Monique and Frank, Cindy’s parents
The experiences of Frank Lenselink’s parents.
Frank was born on February 2nd 1989. The pregnancy went fine, so did the birth. Frank seemed to be a healthy baby, there were no problems.
When he was about nine months old, it occurred to us that he was very weak in the muscles. E.g. it was very difficult for Frank to keep his head up straight without resting it upon something. When he was over a year old, our family doctor shared our worry. Frank couldn’t sit independently, he couldn’t roll over anymore – which was no problem before. He also couldn’t crawl, and the slavering was striking. The fysiotherapy which we’d already started with wasn’t successful. We went to the hospital. The pediatrician also saw serious problems in his motoric development. Months of research and examinations, all without results. Meanwhile it had become clear that Frank had enormous arrears in his speech-development. Also he was often ill (flu).
When he had the flu he lay in bed the entire day. He couldn’t sit up straight because of the weariness and powerlessness. But a cause for all of this was never found. This went on for years. Frank was in a wheelchair and we had many expedients at home. Also our house had been adjusted. When he was 4 years old he went to school in Arnhem, the mytylschool. In the meantime he had learned to stand up straight and to walk a few steps on hand, but besides that there was no progress.
In December 1995 we saw the broadcast of the TV Show. The resemblance between Sebastiaan and Frank was striking. Frank was almost 7 years old by then.
The month after that we had our check-up at the hospital, and the pediatrician was willing to try to get some more information about this disease. He contacted St. Radboud Hospital, which led to more research.
To our astonishment Frank was diagnosed the same disease in March 1996. After the results of the second spinal punction, Frank was immediately admitted at St. Radboud’s.
On April 12th Frank started the first L-Dopa medication. Within one day great changes were seen. He could talk quite well, he hardly slavered anymore and his sometimes cramped posture became relaxed.
In a couple of days he was able to sit independently. He still had uncontrolled movements. This was the effect of a too large dosage of L-Dopa. It was reduced and the side effects started to disappear. The progress went on and on.
After 6 months of medication he could walk independently!! Now it’s one year later. Sometimes it still feels like a dream. Frank is doing great. Everything is going better every day. He had to learn a lot, motorically speaking, but there aren’t many things we have to help him with during the day. Many expedients leave our house now.
We’re also trying to have him registered at a normal school. And Frank himself? Life has become one big party for him. He’s a happy boy, taking initiatives all the time.

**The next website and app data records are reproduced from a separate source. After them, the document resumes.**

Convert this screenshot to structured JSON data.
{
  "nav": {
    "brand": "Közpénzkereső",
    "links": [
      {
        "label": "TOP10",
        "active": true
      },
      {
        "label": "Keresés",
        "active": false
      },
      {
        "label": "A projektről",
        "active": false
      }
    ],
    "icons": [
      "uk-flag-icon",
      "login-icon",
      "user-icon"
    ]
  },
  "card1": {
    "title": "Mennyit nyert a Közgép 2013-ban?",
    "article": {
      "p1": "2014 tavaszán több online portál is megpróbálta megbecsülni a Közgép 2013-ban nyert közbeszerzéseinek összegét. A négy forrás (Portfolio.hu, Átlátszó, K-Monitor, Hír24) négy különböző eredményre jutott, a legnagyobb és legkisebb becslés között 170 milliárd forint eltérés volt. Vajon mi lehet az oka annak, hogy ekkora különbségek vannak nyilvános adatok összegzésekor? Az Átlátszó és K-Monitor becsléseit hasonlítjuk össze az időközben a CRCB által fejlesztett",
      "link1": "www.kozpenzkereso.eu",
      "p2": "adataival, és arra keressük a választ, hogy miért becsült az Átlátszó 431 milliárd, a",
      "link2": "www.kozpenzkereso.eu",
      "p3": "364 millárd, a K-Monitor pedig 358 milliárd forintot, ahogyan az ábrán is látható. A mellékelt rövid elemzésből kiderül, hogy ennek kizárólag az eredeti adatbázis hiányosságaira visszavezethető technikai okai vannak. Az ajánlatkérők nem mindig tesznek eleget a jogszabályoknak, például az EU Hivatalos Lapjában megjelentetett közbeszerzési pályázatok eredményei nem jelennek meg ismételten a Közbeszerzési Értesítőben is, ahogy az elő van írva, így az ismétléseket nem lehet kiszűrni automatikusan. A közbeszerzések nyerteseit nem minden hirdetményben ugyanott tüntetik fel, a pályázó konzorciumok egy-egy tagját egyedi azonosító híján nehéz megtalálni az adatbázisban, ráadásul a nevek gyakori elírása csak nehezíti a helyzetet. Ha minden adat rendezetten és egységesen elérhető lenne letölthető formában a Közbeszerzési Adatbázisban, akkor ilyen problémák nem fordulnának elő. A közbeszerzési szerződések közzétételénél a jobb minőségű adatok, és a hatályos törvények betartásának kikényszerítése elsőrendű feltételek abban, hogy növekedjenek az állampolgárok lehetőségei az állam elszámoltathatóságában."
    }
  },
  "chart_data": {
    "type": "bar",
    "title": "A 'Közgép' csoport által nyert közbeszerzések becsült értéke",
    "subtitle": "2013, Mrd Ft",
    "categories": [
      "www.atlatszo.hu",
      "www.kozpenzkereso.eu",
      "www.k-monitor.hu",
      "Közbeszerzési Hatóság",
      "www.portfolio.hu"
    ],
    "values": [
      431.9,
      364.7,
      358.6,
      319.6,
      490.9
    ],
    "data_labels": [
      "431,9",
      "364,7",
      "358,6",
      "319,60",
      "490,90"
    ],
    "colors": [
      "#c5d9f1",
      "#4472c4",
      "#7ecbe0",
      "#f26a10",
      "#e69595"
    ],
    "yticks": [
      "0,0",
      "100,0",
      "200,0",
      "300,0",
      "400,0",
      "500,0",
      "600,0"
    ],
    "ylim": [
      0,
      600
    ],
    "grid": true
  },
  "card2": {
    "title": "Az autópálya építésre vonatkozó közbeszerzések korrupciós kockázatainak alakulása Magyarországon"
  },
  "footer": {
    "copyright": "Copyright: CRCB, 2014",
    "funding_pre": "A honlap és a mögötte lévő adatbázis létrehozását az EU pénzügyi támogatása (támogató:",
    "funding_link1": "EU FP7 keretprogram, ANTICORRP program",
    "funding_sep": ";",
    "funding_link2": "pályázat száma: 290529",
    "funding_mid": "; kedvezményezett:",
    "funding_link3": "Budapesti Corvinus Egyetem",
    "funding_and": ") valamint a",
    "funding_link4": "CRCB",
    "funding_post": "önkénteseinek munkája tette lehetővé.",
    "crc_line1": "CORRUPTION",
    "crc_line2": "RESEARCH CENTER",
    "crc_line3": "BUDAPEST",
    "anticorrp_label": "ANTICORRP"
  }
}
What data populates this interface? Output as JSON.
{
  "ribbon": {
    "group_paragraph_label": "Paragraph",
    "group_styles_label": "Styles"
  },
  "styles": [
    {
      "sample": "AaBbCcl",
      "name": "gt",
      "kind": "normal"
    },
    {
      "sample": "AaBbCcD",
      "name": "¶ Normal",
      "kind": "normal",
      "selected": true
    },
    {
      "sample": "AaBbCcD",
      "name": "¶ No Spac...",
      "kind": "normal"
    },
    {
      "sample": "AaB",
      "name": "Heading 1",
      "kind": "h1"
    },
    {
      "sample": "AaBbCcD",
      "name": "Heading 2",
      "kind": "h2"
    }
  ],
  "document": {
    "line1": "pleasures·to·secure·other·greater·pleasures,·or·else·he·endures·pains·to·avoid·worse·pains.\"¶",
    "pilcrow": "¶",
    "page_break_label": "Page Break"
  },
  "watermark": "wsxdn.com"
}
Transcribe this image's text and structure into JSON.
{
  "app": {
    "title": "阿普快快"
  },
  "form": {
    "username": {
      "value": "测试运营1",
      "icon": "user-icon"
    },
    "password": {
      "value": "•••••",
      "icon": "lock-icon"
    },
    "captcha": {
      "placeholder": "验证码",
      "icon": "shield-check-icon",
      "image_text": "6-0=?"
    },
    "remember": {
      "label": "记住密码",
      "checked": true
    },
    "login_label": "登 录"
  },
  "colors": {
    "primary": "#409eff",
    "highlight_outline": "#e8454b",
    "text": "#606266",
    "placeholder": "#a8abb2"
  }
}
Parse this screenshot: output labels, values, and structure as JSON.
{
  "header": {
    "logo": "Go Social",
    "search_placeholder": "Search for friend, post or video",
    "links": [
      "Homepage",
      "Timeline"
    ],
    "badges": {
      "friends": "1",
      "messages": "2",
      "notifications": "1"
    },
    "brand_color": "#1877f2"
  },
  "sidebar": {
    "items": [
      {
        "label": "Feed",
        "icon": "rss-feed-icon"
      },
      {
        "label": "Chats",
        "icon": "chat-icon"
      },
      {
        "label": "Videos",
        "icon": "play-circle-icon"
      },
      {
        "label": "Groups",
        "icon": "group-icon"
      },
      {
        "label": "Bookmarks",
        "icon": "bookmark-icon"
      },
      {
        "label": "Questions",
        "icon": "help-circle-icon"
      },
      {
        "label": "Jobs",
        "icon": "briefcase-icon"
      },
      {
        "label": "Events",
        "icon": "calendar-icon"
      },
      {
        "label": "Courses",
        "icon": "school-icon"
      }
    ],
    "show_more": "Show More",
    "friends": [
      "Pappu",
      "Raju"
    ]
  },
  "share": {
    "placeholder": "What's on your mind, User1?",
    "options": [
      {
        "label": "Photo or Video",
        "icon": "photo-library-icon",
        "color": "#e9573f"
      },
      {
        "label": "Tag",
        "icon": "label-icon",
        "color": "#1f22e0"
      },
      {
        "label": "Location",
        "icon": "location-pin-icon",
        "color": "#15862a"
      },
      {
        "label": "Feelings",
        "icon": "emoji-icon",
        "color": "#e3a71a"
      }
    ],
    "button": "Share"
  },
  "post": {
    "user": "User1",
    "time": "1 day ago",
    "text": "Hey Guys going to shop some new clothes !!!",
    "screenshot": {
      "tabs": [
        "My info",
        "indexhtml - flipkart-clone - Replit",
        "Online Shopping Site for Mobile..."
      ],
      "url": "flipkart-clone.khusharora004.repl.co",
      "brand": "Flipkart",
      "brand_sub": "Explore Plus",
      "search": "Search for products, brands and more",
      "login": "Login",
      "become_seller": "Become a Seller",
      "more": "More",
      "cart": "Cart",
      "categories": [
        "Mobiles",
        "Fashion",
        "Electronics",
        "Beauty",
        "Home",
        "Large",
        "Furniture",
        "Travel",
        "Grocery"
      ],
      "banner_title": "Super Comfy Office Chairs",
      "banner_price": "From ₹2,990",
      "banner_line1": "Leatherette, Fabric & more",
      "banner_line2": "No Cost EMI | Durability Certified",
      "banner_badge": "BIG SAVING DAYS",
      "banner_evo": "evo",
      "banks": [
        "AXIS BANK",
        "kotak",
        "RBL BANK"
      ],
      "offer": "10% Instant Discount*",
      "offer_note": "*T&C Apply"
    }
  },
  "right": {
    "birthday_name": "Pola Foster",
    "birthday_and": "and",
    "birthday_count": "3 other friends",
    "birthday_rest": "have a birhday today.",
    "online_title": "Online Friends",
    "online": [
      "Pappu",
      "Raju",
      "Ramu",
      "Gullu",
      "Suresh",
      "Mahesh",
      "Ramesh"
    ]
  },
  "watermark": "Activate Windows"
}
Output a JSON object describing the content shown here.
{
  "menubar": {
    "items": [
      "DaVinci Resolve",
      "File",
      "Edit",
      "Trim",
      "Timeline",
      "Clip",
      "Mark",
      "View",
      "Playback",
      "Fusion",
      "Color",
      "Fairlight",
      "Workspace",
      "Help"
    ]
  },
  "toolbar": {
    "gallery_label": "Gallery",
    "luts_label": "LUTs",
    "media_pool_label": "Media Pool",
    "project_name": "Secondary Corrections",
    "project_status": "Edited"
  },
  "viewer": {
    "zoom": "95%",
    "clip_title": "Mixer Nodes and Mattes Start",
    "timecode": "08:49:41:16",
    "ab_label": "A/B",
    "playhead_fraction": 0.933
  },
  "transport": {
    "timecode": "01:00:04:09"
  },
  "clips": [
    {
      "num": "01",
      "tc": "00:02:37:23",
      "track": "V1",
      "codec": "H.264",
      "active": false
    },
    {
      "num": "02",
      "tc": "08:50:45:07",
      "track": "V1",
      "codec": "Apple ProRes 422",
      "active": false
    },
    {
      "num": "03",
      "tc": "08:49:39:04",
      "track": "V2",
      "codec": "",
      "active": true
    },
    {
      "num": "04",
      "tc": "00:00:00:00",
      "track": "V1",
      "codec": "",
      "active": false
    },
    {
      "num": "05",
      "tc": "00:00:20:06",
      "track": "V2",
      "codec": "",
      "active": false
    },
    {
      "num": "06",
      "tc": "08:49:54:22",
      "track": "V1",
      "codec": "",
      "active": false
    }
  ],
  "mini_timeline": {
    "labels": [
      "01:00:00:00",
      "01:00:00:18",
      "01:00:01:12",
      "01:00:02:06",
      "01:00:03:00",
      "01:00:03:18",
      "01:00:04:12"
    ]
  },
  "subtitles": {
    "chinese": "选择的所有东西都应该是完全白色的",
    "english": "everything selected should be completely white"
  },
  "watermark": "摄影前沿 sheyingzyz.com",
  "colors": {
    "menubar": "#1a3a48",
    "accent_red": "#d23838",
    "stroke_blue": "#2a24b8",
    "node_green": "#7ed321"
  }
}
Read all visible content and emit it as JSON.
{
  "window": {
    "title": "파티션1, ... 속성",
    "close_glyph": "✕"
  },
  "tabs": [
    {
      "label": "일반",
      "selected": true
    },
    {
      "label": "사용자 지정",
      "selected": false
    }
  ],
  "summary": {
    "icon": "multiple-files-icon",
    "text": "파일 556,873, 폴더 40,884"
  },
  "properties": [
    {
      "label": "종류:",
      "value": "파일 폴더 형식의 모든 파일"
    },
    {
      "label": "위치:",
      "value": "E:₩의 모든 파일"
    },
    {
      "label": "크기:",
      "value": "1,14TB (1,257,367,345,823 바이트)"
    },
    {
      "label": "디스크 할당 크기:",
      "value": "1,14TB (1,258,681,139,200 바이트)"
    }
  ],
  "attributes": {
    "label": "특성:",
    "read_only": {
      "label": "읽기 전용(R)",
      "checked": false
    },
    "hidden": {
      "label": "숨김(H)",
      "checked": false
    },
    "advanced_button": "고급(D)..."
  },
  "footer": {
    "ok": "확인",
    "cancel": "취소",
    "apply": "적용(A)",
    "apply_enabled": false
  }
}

When it’s time for his medication (3 times a day) he now asks for it himself. He knows all too well that this medication has brought him where he is right now.
Jeanette and Tonnie, Frank’s parents